My associations with Bill Dempsey might have remained more on the level of a professional association as we pursued certain shared convictions about Notre Dame but, over the past fourteen years, we have moved far beyond that. I visit him when I can, and we converse and correspond often.  (How he keeps up with his correspondence I do not know!) I have come to admire and to benefit greatly from his integrity, his courage and his willingness to speak the truth. No issue scares him––he has been willing in recent years to challenge the confused proponents of gender ideology and progressive ‘wokeness’ on campus, who seem determined to tear at the university’s Catholic character.

I can only pray that some of Bill’s virtue has rubbed off on me.  It has been a true blessing that, while seemingly being on the “losing side” of so much that has happened at Notre Dame over the past two decades, I have gained such friends as Bill and Mary Dempsey. As with Don Briel, my regular communications with Bill help sustain me in my ministry. Bill’s determination and willingness to persevere in his efforts serve as a challenge.  He is like Caleb from the Book of Joshua, still willing to lead from the front despite his age. He provides inspiration for me.

These two friends shared much in their faith, their courage and their hopes for their alma mater. No defeat of the moment could deter them because they possessed an awareness that we are all part of a larger drama that is not obvious to those whose perspective is only that of this world. Just like Fran Maier, whose service merited his enrollment as a Knight Commander of the Order of St. Gregory the Great by Pope Francis, these two good men recognised that we must be about helping each other get to heaven.  They understood the Lord’s counsel to follow His example and instruction in being willing to “lay down one’s life for one’s friends” (John 15:13-14). I am so fortunate to count them among my friends. May we continue to be the beneficiaries of such friendships and be guided to serve as such friends in the lives of others.

Fr. Bill Miscamble, C.S.C., teaches in the History Department and is a member of the Rover’s Faculty Advisory Board.
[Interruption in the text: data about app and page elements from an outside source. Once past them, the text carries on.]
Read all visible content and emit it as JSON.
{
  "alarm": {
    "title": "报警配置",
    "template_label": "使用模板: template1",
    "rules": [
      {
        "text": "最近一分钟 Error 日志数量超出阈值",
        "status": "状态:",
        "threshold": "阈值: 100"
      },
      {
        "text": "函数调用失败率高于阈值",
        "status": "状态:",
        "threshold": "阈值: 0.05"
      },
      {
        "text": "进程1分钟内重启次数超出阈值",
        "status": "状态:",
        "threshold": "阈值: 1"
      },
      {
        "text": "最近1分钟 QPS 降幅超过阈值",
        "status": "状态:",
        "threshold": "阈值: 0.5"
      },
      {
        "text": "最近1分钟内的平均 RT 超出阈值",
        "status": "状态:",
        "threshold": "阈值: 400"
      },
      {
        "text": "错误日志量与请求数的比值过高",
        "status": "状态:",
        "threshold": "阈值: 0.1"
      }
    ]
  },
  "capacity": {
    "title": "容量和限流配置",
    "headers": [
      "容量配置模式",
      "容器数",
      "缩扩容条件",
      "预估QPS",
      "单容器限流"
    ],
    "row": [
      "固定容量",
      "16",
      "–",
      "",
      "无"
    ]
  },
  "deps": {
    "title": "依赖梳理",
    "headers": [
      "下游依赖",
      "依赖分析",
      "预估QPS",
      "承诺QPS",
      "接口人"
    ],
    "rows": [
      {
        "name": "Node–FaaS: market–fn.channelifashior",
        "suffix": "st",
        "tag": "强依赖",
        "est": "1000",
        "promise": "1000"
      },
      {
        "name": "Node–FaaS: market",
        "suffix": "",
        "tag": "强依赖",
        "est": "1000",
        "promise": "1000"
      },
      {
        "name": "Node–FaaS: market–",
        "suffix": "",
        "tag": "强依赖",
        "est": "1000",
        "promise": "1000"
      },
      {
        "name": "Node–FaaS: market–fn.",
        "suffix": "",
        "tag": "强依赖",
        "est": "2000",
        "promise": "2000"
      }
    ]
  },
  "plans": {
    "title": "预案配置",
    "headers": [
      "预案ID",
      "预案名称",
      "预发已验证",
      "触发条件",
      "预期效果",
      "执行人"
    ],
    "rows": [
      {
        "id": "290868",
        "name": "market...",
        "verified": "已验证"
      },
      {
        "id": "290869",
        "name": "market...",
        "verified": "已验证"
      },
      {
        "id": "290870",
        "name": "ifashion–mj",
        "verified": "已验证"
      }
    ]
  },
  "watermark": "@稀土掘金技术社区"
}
He is on leave this year and serves as the Randall Chair in Christian Culture at Providence College.